If one accepts that the phasing out of final-salary pensions is inevitable if you don’t want to bankrupt the university (which would be bad for students, obviously) then negotiating new terms for new entrants is vital. If we don’t renegotiate pensions, where does the money come from? The University could levy the money through higher fees, which even under Browne remain capped well below the necessary price, and/or it could cut back in modernisation and investment programs. Put bluntly, it could substitute long-term investment in developing resources and facilities to fund what amount to straight short-term costs (and a long-term disaster) in the form of a completely unsustainable pension scheme.
As a humanities student myself, the situation is particularly dire. My contact time is minimal, and every lecture and seminar covers a whole area of a module that we won’t come back to again. Missing topics and losing precious contact hours not only wastes the money that I have already paid for them at the start of the year, but narrows the range of material upon which I can be assessed and reduces my opportunities to learn. Why on earth, then, would I support a strike?
If you support lecturer strikes as part of a wider struggle against right-of-centre government, then this article isn’t for you. If you think the university can improve provision, widen access and modernise facilities while maintaining low fees and inflated labour costs, I hope you find the end of the rainbow in time.
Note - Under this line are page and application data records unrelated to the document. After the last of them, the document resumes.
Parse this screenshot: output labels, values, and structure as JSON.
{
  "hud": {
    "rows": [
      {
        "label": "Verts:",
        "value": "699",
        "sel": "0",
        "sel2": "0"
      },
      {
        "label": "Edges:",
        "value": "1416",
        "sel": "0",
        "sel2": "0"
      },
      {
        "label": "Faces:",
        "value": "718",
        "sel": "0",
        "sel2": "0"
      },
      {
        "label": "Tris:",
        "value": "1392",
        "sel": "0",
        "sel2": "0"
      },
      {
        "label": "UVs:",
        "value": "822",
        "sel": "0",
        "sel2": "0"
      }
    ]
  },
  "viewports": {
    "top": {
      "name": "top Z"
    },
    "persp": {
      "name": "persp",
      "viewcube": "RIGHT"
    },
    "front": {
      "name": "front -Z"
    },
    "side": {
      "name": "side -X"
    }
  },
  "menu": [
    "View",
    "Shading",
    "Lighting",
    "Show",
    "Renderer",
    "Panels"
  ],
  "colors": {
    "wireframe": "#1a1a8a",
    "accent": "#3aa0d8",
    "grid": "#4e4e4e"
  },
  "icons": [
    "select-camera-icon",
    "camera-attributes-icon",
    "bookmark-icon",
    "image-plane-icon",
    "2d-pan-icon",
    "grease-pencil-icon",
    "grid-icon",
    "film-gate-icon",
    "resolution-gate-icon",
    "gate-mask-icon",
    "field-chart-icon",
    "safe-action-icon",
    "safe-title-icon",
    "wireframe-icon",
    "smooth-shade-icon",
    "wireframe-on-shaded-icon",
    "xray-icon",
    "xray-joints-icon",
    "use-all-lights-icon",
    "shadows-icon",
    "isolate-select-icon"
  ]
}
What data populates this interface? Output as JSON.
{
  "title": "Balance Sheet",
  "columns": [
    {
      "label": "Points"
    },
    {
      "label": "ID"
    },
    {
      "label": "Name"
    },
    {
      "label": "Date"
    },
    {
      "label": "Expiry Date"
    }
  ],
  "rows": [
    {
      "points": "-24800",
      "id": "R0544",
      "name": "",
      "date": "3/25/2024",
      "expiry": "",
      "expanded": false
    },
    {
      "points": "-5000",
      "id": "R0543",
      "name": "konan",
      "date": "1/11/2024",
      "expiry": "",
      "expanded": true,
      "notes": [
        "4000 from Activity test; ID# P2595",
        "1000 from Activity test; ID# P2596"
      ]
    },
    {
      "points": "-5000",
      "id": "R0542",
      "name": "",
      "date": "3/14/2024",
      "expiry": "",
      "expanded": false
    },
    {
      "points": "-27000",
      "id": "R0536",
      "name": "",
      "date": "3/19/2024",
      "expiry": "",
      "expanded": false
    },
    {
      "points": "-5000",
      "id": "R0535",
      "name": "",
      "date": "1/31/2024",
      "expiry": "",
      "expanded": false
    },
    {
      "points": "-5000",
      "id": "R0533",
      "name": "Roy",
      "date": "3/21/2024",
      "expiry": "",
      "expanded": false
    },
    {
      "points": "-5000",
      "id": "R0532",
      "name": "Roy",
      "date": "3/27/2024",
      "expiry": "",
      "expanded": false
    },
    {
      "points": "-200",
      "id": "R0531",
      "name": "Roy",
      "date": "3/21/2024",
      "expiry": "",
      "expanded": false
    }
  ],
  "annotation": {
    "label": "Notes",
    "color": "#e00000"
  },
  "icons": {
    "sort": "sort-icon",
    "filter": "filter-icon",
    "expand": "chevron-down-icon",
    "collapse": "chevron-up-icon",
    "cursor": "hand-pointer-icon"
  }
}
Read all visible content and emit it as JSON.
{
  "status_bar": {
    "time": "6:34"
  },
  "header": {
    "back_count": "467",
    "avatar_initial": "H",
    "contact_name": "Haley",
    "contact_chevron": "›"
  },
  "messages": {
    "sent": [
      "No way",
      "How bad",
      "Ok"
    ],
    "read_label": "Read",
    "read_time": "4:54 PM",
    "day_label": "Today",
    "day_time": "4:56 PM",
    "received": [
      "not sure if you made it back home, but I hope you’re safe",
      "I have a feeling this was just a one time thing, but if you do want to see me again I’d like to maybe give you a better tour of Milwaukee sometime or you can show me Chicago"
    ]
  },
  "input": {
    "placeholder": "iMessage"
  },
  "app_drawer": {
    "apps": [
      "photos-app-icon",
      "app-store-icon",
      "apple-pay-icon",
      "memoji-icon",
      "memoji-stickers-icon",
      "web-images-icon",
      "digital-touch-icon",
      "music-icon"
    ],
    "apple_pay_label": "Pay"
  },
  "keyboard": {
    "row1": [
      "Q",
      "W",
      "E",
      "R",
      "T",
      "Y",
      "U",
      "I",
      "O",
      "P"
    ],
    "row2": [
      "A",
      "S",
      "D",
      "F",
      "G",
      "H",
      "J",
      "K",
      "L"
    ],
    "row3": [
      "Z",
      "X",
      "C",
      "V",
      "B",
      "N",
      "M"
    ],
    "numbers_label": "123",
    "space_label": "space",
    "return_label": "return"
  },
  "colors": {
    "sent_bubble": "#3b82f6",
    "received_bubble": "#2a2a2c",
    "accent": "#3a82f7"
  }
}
But if you want to protect your contact hours, see the university spend on long-term investment in facilities and resources, and avoid needless deterioration of contact hours and education quality caused by inefficient spending that doesn’t benefit students, then you should oppose any strikes by lecturers, and your students union should support you.